I’ve just had a rather odd experience. I opened the copy of Locus that flopped through my letterbox this morning, and flipped through the news until I got to the colour photos in the middle. I looked through them with interest because they focused on the recent Worldcon in Japan. It brought back great memories.
And then I spotted a photo of me with my Clarion West mates Tinatsu, Gord, and Caroline, standing around Ellen Datlow. It was rather surreal as I wasn’t aware the photo would be in Locus. But, hey, I’m not complaining.
While I was in Dublin last week I had a free night on my own and decided to go to my old stomping ground, the IFI, and watch The Darjeeling Limited, which was written by Wes Anderson, Roman Coppola & Jason Schwartzman, and directed by Wes Anderson. It was preceded by the short film Hotel Chevalier, which Anderson funded himself, and I think it adds an extra dimension to the viewing of The Darjeeling Limited. At the time I wasn’t aware that the little film would air before the main event and was surprised. I assumed that the placement was intentional and Anderson was commenting in a kind of metafictional way about beginnings and endings. The main film bore out that interpretation.
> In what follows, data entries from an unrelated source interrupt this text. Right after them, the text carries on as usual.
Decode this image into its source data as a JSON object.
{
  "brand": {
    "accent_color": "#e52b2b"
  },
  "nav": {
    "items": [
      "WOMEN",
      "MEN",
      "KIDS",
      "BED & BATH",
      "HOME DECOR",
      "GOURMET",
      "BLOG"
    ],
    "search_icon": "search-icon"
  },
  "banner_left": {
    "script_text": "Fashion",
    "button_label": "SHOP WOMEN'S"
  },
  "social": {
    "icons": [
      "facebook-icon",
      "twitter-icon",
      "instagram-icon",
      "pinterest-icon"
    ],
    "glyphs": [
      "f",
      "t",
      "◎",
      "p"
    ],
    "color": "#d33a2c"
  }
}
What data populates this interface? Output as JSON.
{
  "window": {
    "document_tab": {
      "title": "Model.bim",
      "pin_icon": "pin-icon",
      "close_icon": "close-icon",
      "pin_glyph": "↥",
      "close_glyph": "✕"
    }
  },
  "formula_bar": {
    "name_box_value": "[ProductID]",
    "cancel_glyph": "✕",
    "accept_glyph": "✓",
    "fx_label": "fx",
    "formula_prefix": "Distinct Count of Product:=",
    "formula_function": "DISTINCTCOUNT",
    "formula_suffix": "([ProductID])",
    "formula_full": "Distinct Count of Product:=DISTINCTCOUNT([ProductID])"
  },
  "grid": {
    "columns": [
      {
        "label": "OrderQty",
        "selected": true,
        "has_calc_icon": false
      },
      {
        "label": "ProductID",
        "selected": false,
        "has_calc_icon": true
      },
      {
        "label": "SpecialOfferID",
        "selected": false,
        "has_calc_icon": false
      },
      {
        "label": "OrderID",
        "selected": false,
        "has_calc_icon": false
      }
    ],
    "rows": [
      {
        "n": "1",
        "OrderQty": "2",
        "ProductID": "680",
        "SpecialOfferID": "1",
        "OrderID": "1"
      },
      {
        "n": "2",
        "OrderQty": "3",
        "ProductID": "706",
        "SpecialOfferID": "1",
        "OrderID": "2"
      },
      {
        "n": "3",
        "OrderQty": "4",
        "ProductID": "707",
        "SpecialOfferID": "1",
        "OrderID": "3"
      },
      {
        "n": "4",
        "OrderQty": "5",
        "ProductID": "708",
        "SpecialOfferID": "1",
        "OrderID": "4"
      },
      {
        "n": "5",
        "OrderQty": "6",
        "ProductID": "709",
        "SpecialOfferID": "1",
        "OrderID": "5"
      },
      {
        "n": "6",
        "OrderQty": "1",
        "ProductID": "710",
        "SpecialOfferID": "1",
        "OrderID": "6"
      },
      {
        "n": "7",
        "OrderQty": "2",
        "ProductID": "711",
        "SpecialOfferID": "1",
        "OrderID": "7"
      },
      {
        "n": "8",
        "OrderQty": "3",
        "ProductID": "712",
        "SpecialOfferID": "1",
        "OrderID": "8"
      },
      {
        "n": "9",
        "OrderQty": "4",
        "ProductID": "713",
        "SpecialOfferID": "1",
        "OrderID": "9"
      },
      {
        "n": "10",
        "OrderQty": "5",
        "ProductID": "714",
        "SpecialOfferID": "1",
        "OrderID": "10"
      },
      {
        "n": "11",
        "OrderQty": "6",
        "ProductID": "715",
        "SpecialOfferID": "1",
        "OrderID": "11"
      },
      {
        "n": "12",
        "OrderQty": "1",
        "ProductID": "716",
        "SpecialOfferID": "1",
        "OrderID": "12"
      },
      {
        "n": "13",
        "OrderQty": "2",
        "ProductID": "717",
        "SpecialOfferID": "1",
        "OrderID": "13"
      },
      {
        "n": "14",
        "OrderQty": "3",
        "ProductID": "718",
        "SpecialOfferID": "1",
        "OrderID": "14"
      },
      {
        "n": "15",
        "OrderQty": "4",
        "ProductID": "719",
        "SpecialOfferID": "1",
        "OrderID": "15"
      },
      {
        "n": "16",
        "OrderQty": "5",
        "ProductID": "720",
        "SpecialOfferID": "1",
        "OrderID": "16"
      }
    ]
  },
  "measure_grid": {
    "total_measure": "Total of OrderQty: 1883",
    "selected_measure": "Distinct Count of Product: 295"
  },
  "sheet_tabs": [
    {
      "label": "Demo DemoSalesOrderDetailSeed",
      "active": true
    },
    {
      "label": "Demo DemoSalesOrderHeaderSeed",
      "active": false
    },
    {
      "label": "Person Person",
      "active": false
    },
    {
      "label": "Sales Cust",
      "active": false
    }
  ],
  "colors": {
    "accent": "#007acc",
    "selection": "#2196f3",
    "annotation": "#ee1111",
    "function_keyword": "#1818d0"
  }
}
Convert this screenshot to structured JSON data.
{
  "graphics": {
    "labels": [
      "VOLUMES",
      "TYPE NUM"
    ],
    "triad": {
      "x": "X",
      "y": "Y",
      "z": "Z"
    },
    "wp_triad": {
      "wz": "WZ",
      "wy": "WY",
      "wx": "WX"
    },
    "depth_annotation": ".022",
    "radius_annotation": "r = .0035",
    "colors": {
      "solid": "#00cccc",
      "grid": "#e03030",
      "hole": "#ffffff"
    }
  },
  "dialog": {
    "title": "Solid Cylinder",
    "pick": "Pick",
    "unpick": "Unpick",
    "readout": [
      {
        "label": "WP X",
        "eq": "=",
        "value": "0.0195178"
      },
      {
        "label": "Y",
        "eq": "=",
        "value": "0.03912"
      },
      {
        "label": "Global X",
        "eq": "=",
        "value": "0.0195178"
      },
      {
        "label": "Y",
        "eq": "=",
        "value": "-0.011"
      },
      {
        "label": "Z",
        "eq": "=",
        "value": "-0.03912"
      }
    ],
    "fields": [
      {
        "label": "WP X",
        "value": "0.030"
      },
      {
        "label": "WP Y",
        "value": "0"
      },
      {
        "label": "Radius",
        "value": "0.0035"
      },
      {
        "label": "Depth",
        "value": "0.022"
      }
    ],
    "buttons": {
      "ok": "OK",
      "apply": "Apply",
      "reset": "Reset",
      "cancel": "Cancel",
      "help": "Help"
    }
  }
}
The film circles around three affluent American brothers Francis (Owen Wilson), Peter (Adrien Brody), and Jack (Jason Schwartzman) who take a journey together through India on the Darjeeling Limited train after a separation of a year following the death of their father. Once again Anderson explores the internal dynamics of an eccentric family. The film works best when it’s examining the brothers’ oddball relationships, and uncovering their issue with their absent, strange mother, Patricia (Anjelica Huston).
The men begin by lying to one or the other brothers about what they’ve been doing for the past year while also confessing the truth to another, so eventually the deceit is uncovered and with it old patterns and behaviours are revealed. They begin their expedition on a train, hampered by the huge collection of their father’s bespoke luggage, and over time as they snake through India they are thrown off the train, and have to resort to cruder forms of travel. Finally, after their long journey takes them through death and reunion they run to catch a train, and in a symbolic gesture jettison their father’s bags (and emotional baggage).
The story does play with beginnings and endings. There is a point towards the middle of the film where I felt myself becoming impatient with the story and the fraternal bickering, and suddenly a dramatic event occurs that goes to the heart of the brothers’ issues with each other. Finally, we are shown a flashback to the events on the day of their father’s funeral, which at that point in the film I was not expecting. When the men encounter their mother all the tumblers click into the place and the oddness of their family seem explicable.
This is an unusual film. It’s beautifully shot, and Anderson uses slow-motion to deliberate effect at several key moments. The music is fantastic, and of course the setting is marvellous. It’s a film that I enjoyed more as I watched it, which was a pleasant surprise.
Yet, I do have some issues with the film. I could have done without the usual eroticisation of the Indian woman, and there is gratuitous nudity of Natalie Portman in Hotel Chevalier. I’m sure that’s going to make the short film more popular with some people. I’m not adverse to nudity in films but I prefer when it’s not played directly for the taste of men.
Also, I found myself somewhat uncomfortable by the spiritual voyeurism going on in the film. India is posited as a place that is wild, beautiful, and inherently spiritual, and the three men take in the spiritual sights to try and bolster their wrecked internal lives. Perhaps Anderson is trying to comment on this very issue, but I felt it played along with it, and didn’t explore it. India is a country of great extremes, and I felt Anderson’s portrayal had a glossy coating. I appreciate that Anderson’s films always have a hyper-real quality, so you don’t imagine that the events are all taking place in the here and now. I like that about his work. Yet, there is a sense of India’s heritage being strip-mined so that wealthy Americans can gain a little perspective about their lives. Anderson just manages to ameliorate this tendency by how he shifts gears in the middle of the film.
Overall this is a film of many layers, which are uncovered slowly. It requires engagement and an open mind by the viewer, but it’s easy to be seduced by its playful tone. Any issues I have with the film are countered by its charm, excellent performances, and unusual execution.